Ruhwedel introduces prestigious Stanley Cup to San Diego
Stanley liked Southern California so much that he decided to start his summer vacation there for the second year in a row.
The occasion on June 30 was Chad Ruhwedel’s day with the hardest trophy to win in professional sports, the Stanley Cup.
The defenseman from San Diego earned a date with Stanley by virtue of his role in the Pittsburgh Penguins’ run to repeating as champions. A year ago, then-Penguin Beau Bennett of Gardena raised the Cup.
Ruhwedel’s day included a lengthy stop at the San Diego Ice Arena, a rink from his youth, so the region’s hockey fans – an estimated 1,000 turned out – could either meet or renew acquaintances with Ruhwedel and Stanley.
“It was awesome,” Ruhwedel said. “There was a really good turnout. It was great to see so many San Diego people getting to visit the Cup. The sport is getting bigger here, and having that AHL team (the Gulls) here is helping.”
Ruhwedel is one of San Diego County’s hockey success stories. He played for SDIA’s Oilers, the La Jolla Jaguars and the Jr. Gulls growing up before parents John and Robin signed on for the lengthy commute to El Segundo so their son could play Midget AAA for the Los Angeles Jr. Kings.
And he hasn’t forgotten those who played a key role in his development.
“Obviously my friends and family have always supported me. They would always let me know I was playing well, and that meant a lot,” Ruhwedel said. “My college coach (Norm Bazin, at the University of Massachusetts-Lowell) was really instrumental in my success. Youth hockey coaches along the way and everyone who helped out during the summers to help me get ready to play.

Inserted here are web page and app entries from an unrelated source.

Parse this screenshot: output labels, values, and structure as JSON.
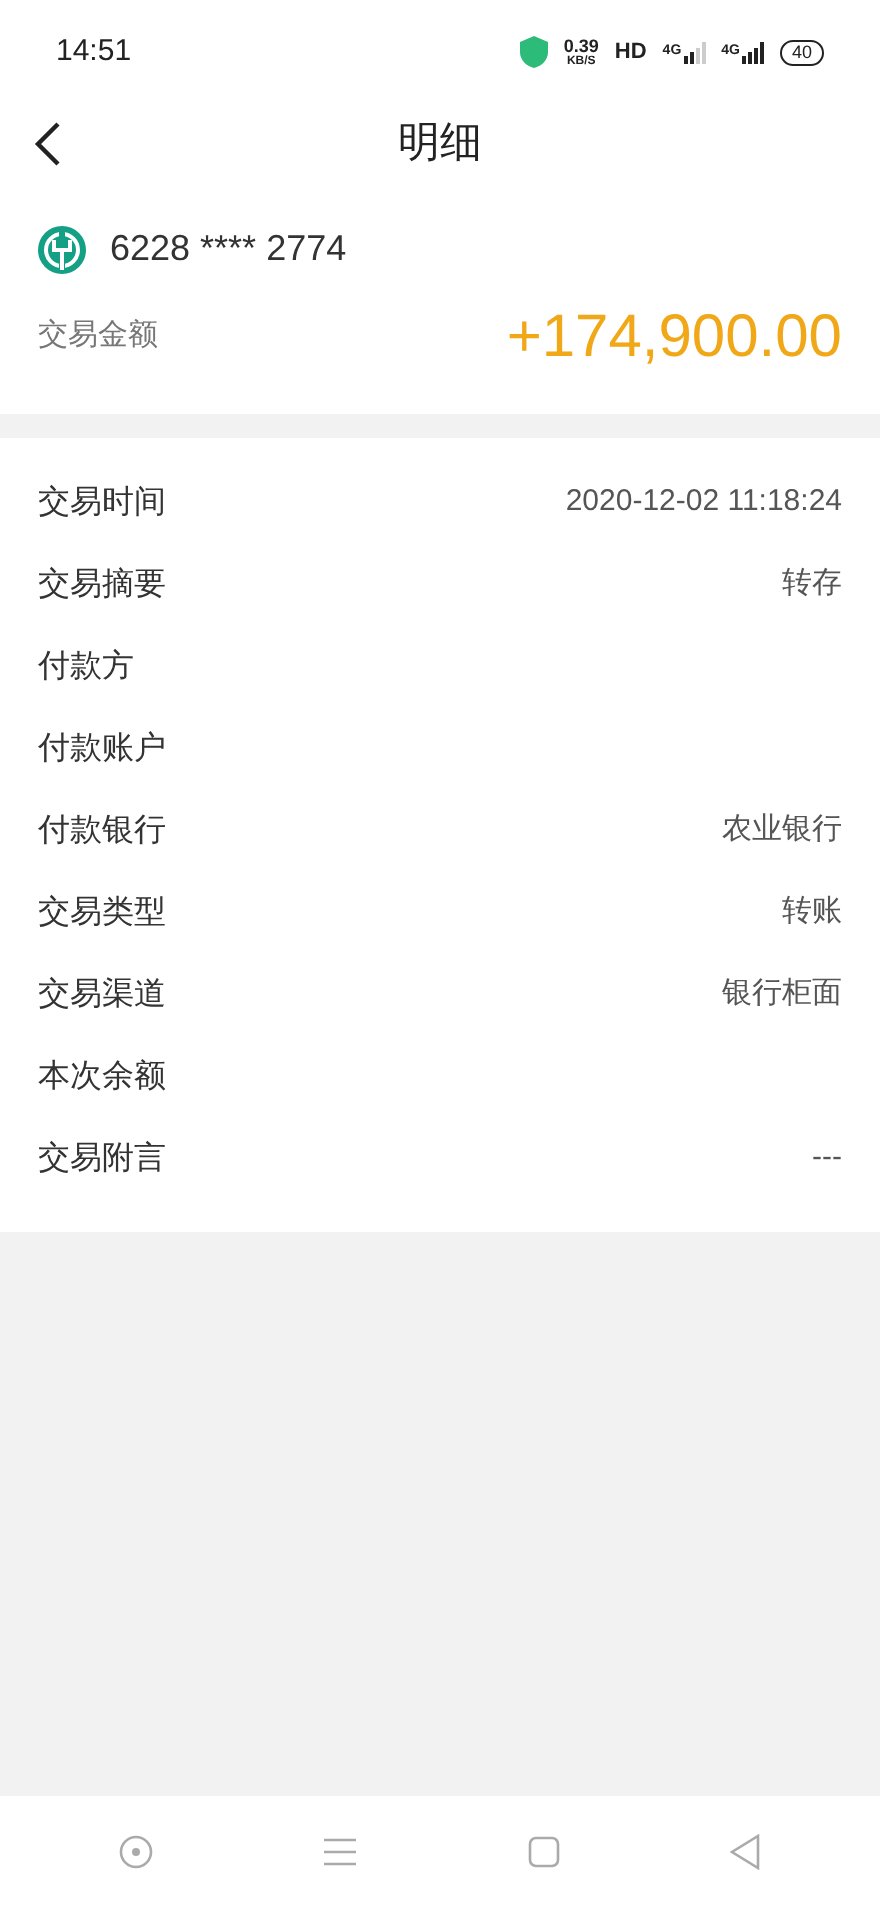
{
  "status_bar": {
    "time": "14:51",
    "speed_value": "0.39",
    "speed_unit": "KB/S",
    "hd": "HD",
    "networks": [
      {
        "label": "4G"
      },
      {
        "label": "4G"
      }
    ],
    "battery": "40"
  },
  "header": {
    "title": "明细"
  },
  "account": {
    "card_number": "6228 **** 2774",
    "amount_label": "交易金额",
    "amount": "+174,900.00"
  },
  "details": [
    {
      "label": "交易时间",
      "value": "2020-12-02 11:18:24"
    },
    {
      "label": "交易摘要",
      "value": "转存"
    },
    {
      "label": "付款方"
    },
    {
      "label": "付款账户"
    },
    {
      "label": "付款银行",
      "value": "农业银行"
    },
    {
      "label": "交易类型",
      "value": "转账"
    },
    {
      "label": "交易渠道",
      "value": "银行柜面"
    },
    {
      "label": "本次余额"
    },
    {
      "label": "交易附言",
      "value": "---"
    }
  ]
}
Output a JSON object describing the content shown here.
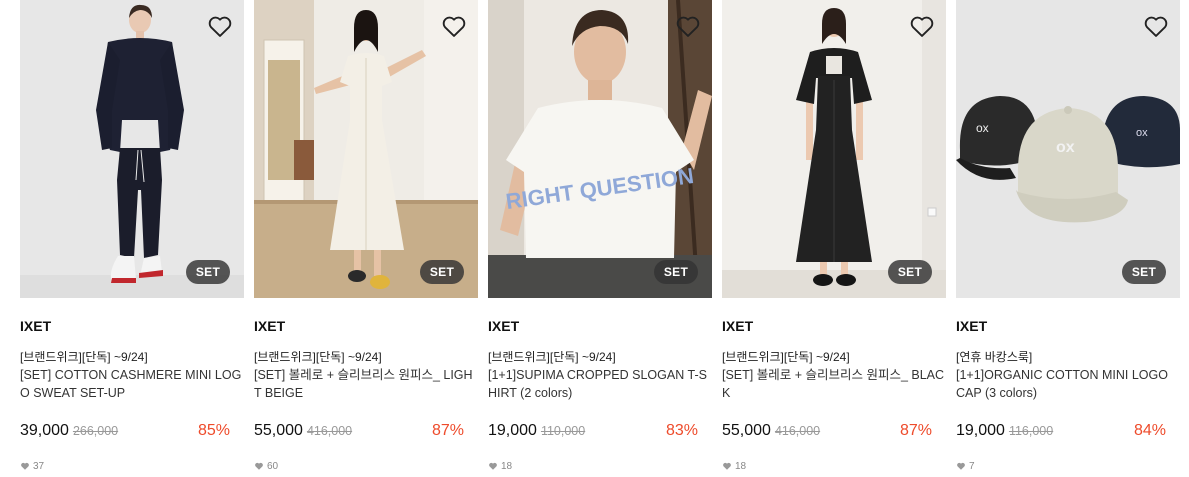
{
  "products": [
    {
      "brand": "IXET",
      "promo": "[브랜드위크][단독] ~9/24]",
      "name": "[SET] COTTON CASHMERE MINI LOGO SWEAT SET-UP",
      "price": "39,000",
      "original_price": "266,000",
      "discount": "85%",
      "likes": "37",
      "badge": "SET",
      "image": "model-navy-sweat-set"
    },
    {
      "brand": "IXET",
      "promo": "[브랜드위크][단독] ~9/24]",
      "name": "[SET] 볼레로 + 슬리브리스 원피스_ LIGHT BEIGE",
      "price": "55,000",
      "original_price": "416,000",
      "discount": "87%",
      "likes": "60",
      "badge": "SET",
      "image": "model-beige-dress"
    },
    {
      "brand": "IXET",
      "promo": "[브랜드위크][단독] ~9/24]",
      "name": "[1+1]SUPIMA CROPPED SLOGAN T-SHIRT (2 colors)",
      "price": "19,000",
      "original_price": "110,000",
      "discount": "83%",
      "likes": "18",
      "badge": "SET",
      "image": "model-slogan-tshirt"
    },
    {
      "brand": "IXET",
      "promo": "[브랜드위크][단독] ~9/24]",
      "name": "[SET] 볼레로 + 슬리브리스 원피스_ BLACK",
      "price": "55,000",
      "original_price": "416,000",
      "discount": "87%",
      "likes": "18",
      "badge": "SET",
      "image": "model-black-dress"
    },
    {
      "brand": "IXET",
      "promo": "[연휴 바캉스룩]",
      "name": "[1+1]ORGANIC COTTON MINI LOGO CAP (3 colors)",
      "price": "19,000",
      "original_price": "116,000",
      "discount": "84%",
      "likes": "7",
      "badge": "SET",
      "image": "three-caps"
    }
  ],
  "colors": {
    "discount": "#ee4b2b",
    "badge_bg": "#333333",
    "muted": "#999999"
  },
  "icons": {
    "wish": "heart-outline-icon",
    "like": "heart-filled-icon"
  }
}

That all adds up in the end.”
The list of coaching influences includes: “Jack Bowkus with the Jr. Kings, Jay Hebert with the San Diego Gulls – he treated it like a professional program and showed us how to act like a pro. Joe Norris (a former Gulls and Mariners player) and Scott Curry (La Jolla) were really big when I was younger, and in my really young days – Craig Sterling and his staff at SDIA.”
Ruhwedel is an elite skater with excellent instincts, and when the 5-foot-11, 191-pounder became a free agent in 2016, he signed with the Penguins after three-plus seasons in Buffalo’s organization.
“We felt my skill set was a good fit, and we knew they’d be a championship contender,” he said. “Obviously, it worked out well.”
So well the Penguins signed him for two more years shortly after winning the Cup. Ruhwedel played in 34 NHL games this season (one more than his previous career total), getting 10 points and boasting a plus-9. He also played in his first six Stanley Cup playoff games before sustaining a concussion in Game 4 of the Eastern Conference Final. That happened while he was nursing a hand injury serious to require postseason surgery. He said he’s healed up on both fronts.
When injuries decimated the Penguins’ roster, Ruhwedel had positioned himself as an attractive call-up option after putting up 16 points in 28 games for Wilkes-Barre/Scranton (AHL).
Pittsburgh’s ability to fight through adversity paid dividends later.
“We were depleted the whole year,” he said. “The way we found ways to win, we knew we could make something special. The mentality we had through the playoffs, we knew if we played our game, we’d be successful.”
The magnitude of June’s achievement is still a lot to digest.
“I started to realize my sophomore or junior year in college that I could have a pro career, but I never thought I could dream of going all the way to the Stanley Cup Final and winning it,” Ruhwedel said.
“(Pro hockey) is definitely a grind at times, but at the end of the day, it’s so worth it.”
Photo/Joe Sargent/Pittsburgh Penguins
— Chris Bayee